(Beginning of Excerpted data)
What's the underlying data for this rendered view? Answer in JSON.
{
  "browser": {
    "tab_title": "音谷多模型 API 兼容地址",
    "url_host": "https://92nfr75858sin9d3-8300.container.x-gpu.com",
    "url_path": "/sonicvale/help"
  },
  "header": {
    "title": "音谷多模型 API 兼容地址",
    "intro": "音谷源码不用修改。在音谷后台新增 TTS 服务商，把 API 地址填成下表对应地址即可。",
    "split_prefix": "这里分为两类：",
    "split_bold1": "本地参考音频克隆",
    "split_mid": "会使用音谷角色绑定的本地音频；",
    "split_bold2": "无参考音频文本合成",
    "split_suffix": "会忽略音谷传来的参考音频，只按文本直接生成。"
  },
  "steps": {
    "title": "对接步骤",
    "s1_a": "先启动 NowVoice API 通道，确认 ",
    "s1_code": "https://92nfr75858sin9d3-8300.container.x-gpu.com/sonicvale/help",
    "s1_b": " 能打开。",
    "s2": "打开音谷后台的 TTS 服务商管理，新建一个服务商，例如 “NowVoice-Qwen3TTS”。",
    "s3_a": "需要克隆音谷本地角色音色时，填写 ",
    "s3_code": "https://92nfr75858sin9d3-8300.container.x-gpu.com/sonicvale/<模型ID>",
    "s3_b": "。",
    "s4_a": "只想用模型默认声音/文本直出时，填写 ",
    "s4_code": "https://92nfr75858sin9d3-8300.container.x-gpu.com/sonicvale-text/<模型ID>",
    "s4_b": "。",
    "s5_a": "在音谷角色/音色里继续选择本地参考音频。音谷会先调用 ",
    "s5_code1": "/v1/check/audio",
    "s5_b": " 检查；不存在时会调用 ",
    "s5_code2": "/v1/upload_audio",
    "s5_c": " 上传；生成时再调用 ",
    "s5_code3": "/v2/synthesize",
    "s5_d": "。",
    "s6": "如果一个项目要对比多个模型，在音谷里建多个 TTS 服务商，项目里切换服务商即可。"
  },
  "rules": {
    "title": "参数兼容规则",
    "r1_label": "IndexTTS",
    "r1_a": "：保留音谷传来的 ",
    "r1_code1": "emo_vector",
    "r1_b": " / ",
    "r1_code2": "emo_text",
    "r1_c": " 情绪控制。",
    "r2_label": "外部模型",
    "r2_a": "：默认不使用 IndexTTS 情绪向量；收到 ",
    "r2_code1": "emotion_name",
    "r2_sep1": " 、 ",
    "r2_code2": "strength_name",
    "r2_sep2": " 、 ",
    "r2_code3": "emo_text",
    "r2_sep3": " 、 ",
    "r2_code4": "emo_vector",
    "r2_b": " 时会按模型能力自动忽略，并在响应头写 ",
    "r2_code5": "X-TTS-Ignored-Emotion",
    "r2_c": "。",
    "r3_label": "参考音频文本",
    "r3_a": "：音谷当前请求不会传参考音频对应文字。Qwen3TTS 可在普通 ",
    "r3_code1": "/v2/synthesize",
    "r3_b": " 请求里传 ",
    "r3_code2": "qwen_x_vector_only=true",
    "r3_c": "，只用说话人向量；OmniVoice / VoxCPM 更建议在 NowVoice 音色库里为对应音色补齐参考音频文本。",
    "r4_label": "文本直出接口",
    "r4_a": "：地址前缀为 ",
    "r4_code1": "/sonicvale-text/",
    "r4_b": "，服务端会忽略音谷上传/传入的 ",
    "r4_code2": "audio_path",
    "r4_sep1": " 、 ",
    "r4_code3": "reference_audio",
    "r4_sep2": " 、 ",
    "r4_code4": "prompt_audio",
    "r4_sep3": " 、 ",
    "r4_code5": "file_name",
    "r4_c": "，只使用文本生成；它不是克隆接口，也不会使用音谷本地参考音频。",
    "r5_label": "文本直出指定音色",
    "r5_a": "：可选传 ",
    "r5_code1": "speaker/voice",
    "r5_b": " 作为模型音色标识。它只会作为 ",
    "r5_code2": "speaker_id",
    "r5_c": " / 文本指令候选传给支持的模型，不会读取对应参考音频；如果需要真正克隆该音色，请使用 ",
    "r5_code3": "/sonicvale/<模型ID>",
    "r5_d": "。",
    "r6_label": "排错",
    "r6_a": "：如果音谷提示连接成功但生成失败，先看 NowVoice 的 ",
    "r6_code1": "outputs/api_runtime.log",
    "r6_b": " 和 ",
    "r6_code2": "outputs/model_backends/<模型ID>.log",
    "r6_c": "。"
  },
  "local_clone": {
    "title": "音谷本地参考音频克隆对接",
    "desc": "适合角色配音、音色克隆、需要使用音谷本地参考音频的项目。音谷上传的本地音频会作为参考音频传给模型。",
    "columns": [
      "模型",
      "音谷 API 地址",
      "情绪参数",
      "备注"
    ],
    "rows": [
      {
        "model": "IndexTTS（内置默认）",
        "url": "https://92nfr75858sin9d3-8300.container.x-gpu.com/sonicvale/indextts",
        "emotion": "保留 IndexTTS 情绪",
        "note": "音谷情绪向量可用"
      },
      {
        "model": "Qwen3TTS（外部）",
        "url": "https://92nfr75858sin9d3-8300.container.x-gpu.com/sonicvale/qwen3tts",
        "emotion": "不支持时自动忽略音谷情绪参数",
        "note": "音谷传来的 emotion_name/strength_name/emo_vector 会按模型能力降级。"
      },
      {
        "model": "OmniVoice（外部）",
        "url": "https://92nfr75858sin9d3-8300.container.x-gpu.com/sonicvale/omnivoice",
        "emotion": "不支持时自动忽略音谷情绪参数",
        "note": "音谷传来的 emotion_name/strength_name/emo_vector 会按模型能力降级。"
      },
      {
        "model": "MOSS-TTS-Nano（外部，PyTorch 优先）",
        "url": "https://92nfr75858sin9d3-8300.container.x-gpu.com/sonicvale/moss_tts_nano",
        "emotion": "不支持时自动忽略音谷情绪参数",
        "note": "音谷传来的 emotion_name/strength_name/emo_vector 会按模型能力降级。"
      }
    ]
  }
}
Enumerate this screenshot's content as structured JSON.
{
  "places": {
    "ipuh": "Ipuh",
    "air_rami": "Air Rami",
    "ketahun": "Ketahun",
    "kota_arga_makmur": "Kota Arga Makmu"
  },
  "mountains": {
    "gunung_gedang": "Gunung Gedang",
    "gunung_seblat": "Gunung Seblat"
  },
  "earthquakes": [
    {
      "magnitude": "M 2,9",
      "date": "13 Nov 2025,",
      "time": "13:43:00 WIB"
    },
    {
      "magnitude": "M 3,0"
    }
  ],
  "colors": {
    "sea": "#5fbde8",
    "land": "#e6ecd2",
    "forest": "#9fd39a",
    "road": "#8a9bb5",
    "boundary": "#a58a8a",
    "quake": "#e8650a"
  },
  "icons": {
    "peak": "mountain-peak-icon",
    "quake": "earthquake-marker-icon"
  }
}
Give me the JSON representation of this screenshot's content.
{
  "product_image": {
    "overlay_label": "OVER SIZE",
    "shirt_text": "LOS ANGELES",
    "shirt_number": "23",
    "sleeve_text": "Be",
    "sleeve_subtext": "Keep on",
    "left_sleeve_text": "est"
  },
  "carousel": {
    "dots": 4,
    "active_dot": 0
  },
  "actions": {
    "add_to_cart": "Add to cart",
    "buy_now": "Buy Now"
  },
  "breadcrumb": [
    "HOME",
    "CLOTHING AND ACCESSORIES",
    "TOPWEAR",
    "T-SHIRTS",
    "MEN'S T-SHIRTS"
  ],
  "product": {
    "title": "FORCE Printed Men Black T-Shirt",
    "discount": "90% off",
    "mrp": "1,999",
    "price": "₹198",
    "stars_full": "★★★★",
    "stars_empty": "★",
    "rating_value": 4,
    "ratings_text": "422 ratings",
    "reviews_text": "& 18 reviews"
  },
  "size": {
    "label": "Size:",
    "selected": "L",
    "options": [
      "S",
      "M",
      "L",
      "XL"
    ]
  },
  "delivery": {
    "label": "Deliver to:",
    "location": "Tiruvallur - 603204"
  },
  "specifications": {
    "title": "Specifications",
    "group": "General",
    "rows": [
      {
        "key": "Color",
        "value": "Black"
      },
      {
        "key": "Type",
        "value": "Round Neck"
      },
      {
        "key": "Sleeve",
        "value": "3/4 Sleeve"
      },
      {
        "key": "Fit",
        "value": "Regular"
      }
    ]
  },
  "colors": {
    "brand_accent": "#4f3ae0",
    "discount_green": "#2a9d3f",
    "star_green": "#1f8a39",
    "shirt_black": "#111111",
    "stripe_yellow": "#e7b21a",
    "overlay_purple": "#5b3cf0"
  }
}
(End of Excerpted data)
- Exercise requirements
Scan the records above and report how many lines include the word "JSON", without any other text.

- Written answer
3